RECORDS SHOWN Block Start

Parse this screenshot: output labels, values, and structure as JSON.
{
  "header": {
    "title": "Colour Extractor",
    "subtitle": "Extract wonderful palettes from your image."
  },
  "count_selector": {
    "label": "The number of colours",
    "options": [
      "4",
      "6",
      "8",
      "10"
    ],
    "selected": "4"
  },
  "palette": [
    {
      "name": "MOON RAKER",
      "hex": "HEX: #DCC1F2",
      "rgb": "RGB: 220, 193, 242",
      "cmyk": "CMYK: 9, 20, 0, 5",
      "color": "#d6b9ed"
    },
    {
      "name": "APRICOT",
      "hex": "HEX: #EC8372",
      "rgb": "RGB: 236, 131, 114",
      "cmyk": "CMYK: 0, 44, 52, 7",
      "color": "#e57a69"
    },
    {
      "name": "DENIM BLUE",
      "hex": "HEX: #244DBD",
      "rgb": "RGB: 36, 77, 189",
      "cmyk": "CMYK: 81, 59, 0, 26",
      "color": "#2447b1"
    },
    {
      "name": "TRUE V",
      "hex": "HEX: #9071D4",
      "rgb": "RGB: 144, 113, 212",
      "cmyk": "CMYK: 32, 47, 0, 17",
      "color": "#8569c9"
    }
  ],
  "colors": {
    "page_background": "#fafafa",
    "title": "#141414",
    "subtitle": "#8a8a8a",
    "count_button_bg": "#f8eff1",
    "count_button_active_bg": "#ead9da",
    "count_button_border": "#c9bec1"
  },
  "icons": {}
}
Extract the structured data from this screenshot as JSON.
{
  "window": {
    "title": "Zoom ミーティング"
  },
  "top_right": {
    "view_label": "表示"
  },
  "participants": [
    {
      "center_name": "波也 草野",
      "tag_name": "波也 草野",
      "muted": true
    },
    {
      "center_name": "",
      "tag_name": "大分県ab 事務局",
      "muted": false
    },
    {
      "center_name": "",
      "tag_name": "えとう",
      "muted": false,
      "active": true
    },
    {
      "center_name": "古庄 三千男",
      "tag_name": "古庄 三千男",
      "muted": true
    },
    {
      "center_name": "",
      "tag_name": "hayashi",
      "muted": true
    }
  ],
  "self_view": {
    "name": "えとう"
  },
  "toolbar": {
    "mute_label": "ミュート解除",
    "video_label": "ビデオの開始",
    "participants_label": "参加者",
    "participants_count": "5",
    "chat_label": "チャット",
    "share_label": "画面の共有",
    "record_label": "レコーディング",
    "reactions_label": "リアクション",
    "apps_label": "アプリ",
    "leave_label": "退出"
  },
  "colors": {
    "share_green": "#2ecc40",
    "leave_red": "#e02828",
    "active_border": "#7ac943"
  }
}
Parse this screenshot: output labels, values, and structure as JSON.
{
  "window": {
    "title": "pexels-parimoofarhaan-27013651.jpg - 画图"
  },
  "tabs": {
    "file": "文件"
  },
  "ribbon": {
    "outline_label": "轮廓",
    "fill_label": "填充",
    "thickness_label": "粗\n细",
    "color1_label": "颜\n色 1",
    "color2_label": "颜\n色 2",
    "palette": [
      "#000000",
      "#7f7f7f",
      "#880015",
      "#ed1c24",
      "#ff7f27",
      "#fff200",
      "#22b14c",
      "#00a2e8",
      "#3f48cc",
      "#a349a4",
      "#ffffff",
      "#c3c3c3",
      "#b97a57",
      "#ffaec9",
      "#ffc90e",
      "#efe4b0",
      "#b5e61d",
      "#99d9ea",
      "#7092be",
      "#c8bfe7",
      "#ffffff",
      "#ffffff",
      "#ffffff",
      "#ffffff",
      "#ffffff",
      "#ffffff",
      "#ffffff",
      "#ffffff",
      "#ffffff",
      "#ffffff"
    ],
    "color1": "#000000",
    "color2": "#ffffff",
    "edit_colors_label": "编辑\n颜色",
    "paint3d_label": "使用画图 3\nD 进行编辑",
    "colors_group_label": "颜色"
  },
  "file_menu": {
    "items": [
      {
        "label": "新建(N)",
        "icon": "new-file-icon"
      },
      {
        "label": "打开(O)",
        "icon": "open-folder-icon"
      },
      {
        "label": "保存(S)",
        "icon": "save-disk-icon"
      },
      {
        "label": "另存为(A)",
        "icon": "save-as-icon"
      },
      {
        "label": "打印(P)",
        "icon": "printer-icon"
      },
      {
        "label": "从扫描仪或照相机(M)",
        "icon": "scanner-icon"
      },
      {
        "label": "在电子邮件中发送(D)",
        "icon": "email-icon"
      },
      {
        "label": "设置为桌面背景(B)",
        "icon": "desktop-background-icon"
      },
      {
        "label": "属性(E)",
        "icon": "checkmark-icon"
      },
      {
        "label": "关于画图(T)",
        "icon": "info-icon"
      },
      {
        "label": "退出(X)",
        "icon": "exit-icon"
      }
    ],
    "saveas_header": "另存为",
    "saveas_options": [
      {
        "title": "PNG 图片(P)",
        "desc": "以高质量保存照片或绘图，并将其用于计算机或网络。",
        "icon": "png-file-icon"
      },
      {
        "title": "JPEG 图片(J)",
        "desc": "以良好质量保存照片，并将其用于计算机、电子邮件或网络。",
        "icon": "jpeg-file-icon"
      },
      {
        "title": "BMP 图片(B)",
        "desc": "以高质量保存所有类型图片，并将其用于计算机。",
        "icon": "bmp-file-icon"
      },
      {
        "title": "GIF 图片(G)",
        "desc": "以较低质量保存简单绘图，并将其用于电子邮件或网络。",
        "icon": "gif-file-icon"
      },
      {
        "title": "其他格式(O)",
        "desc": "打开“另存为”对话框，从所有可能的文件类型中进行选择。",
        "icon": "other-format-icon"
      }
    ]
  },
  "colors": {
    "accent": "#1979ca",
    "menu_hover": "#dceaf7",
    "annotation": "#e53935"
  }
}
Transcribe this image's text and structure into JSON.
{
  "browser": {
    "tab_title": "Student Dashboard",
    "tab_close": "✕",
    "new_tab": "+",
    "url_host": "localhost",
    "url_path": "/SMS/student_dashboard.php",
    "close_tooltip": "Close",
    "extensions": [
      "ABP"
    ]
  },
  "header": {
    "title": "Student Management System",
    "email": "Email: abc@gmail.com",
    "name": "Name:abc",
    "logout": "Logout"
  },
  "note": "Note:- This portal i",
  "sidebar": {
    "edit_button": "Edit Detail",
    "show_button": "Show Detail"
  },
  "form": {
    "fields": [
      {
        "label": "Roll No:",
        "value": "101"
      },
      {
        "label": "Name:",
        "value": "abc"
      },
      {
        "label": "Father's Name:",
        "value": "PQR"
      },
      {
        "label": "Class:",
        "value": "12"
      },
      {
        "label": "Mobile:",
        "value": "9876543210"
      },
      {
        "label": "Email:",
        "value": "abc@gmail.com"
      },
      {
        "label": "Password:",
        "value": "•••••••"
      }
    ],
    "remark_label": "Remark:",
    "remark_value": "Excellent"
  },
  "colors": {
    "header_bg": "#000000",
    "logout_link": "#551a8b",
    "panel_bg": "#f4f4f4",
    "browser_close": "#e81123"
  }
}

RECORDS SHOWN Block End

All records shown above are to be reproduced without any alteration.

Parse this screenshot: output labels, values, and structure as JSON.
{
  "header": {
    "title": "Colour Extractor",
    "subtitle": "Extract wonderful palettes from your image."
  },
  "count_selector": {
    "label": "The number of colours",
    "options": [
      "4",
      "6",
      "8",
      "10"
    ],
    "selected": "4"
  },
  "palette": [
    {
      "name": "MOON RAKER",
      "hex": "HEX: #DCC1F2",
      "rgb": "RGB: 220, 193, 242",
      "cmyk": "CMYK: 9, 20, 0, 5",
      "color": "#d6b9ed"
    },
    {
      "name": "APRICOT",
      "hex": "HEX: #EC8372",
      "rgb": "RGB: 236, 131, 114",
      "cmyk": "CMYK: 0, 44, 52, 7",
      "color": "#e57a69"
    },
    {
      "name": "DENIM BLUE",
      "hex": "HEX: #244DBD",
      "rgb": "RGB: 36, 77, 189",
      "cmyk": "CMYK: 81, 59, 0, 26",
      "color": "#2447b1"
    },
    {
      "name": "TRUE V",
      "hex": "HEX: #9071D4",
      "rgb": "RGB: 144, 113, 212",
      "cmyk": "CMYK: 32, 47, 0, 17",
      "color": "#8569c9"
    }
  ],
  "colors": {
    "page_background": "#fafafa",
    "title": "#141414",
    "subtitle": "#8a8a8a",
    "count_button_bg": "#f8eff1",
    "count_button_active_bg": "#ead9da",
    "count_button_border": "#c9bec1"
  },
  "icons": {}
}
Extract the structured data from this screenshot as JSON.
{
  "window": {
    "title": "Zoom ミーティング"
  },
  "top_right": {
    "view_label": "表示"
  },
  "participants": [
    {
      "center_name": "波也 草野",
      "tag_name": "波也 草野",
      "muted": true
    },
    {
      "center_name": "",
      "tag_name": "大分県ab 事務局",
      "muted": false
    },
    {
      "center_name": "",
      "tag_name": "えとう",
      "muted": false,
      "active": true
    },
    {
      "center_name": "古庄 三千男",
      "tag_name": "古庄 三千男",
      "muted": true
    },
    {
      "center_name": "",
      "tag_name": "hayashi",
      "muted": true
    }
  ],
  "self_view": {
    "name": "えとう"
  },
  "toolbar": {
    "mute_label": "ミュート解除",
    "video_label": "ビデオの開始",
    "participants_label": "参加者",
    "participants_count": "5",
    "chat_label": "チャット",
    "share_label": "画面の共有",
    "record_label": "レコーディング",
    "reactions_label": "リアクション",
    "apps_label": "アプリ",
    "leave_label": "退出"
  },
  "colors": {
    "share_green": "#2ecc40",
    "leave_red": "#e02828",
    "active_border": "#7ac943"
  }
}
Parse this screenshot: output labels, values, and structure as JSON.
{
  "window": {
    "title": "pexels-parimoofarhaan-27013651.jpg - 画图"
  },
  "tabs": {
    "file": "文件"
  },
  "ribbon": {
    "outline_label": "轮廓",
    "fill_label": "填充",
    "thickness_label": "粗\n细",
    "color1_label": "颜\n色 1",
    "color2_label": "颜\n色 2",
    "palette": [
      "#000000",
      "#7f7f7f",
      "#880015",
      "#ed1c24",
      "#ff7f27",
      "#fff200",
      "#22b14c",
      "#00a2e8",
      "#3f48cc",
      "#a349a4",
      "#ffffff",
      "#c3c3c3",
      "#b97a57",
      "#ffaec9",
      "#ffc90e",
      "#efe4b0",
      "#b5e61d",
      "#99d9ea",
      "#7092be",
      "#c8bfe7",
      "#ffffff",
      "#ffffff",
      "#ffffff",
      "#ffffff",
      "#ffffff",
      "#ffffff",
      "#ffffff",
      "#ffffff",
      "#ffffff",
      "#ffffff"
    ],
    "color1": "#000000",
    "color2": "#ffffff",
    "edit_colors_label": "编辑\n颜色",
    "paint3d_label": "使用画图 3\nD 进行编辑",
    "colors_group_label": "颜色"
  },
  "file_menu": {
    "items": [
      {
        "label": "新建(N)",
        "icon": "new-file-icon"
      },
      {
        "label": "打开(O)",
        "icon": "open-folder-icon"
      },
      {
        "label": "保存(S)",
        "icon": "save-disk-icon"
      },
      {
        "label": "另存为(A)",
        "icon": "save-as-icon"
      },
      {
        "label": "打印(P)",
        "icon": "printer-icon"
      },
      {
        "label": "从扫描仪或照相机(M)",
        "icon": "scanner-icon"
      },
      {
        "label": "在电子邮件中发送(D)",
        "icon": "email-icon"
      },
      {
        "label": "设置为桌面背景(B)",
        "icon": "desktop-background-icon"
      },
      {
        "label": "属性(E)",
        "icon": "checkmark-icon"
      },
      {
        "label": "关于画图(T)",
        "icon": "info-icon"
      },
      {
        "label": "退出(X)",
        "icon": "exit-icon"
      }
    ],
    "saveas_header": "另存为",
    "saveas_options": [
      {
        "title": "PNG 图片(P)",
        "desc": "以高质量保存照片或绘图，并将其用于计算机或网络。",
        "icon": "png-file-icon"
      },
      {
        "title": "JPEG 图片(J)",
        "desc": "以良好质量保存照片，并将其用于计算机、电子邮件或网络。",
        "icon": "jpeg-file-icon"
      },
      {
        "title": "BMP 图片(B)",
        "desc": "以高质量保存所有类型图片，并将其用于计算机。",
        "icon": "bmp-file-icon"
      },
      {
        "title": "GIF 图片(G)",
        "desc": "以较低质量保存简单绘图，并将其用于电子邮件或网络。",
        "icon": "gif-file-icon"
      },
      {
        "title": "其他格式(O)",
        "desc": "打开“另存为”对话框，从所有可能的文件类型中进行选择。",
        "icon": "other-format-icon"
      }
    ]
  },
  "colors": {
    "accent": "#1979ca",
    "menu_hover": "#dceaf7",
    "annotation": "#e53935"
  }
}
Transcribe this image's text and structure into JSON.
{
  "browser": {
    "tab_title": "Student Dashboard",
    "tab_close": "✕",
    "new_tab": "+",
    "url_host": "localhost",
    "url_path": "/SMS/student_dashboard.php",
    "close_tooltip": "Close",
    "extensions": [
      "ABP"
    ]
  },
  "header": {
    "title": "Student Management System",
    "email": "Email: abc@gmail.com",
    "name": "Name:abc",
    "logout": "Logout"
  },
  "note": "Note:- This portal i",
  "sidebar": {
    "edit_button": "Edit Detail",
    "show_button": "Show Detail"
  },
  "form": {
    "fields": [
      {
        "label": "Roll No:",
        "value": "101"
      },
      {
        "label": "Name:",
        "value": "abc"
      },
      {
        "label": "Father's Name:",
        "value": "PQR"
      },
      {
        "label": "Class:",
        "value": "12"
      },
      {
        "label": "Mobile:",
        "value": "9876543210"
      },
      {
        "label": "Email:",
        "value": "abc@gmail.com"
      },
      {
        "label": "Password:",
        "value": "•••••••"
      }
    ],
    "remark_label": "Remark:",
    "remark_value": "Excellent"
  },
  "colors": {
    "header_bg": "#000000",
    "logout_link": "#551a8b",
    "panel_bg": "#f4f4f4",
    "browser_close": "#e81123"
  }
}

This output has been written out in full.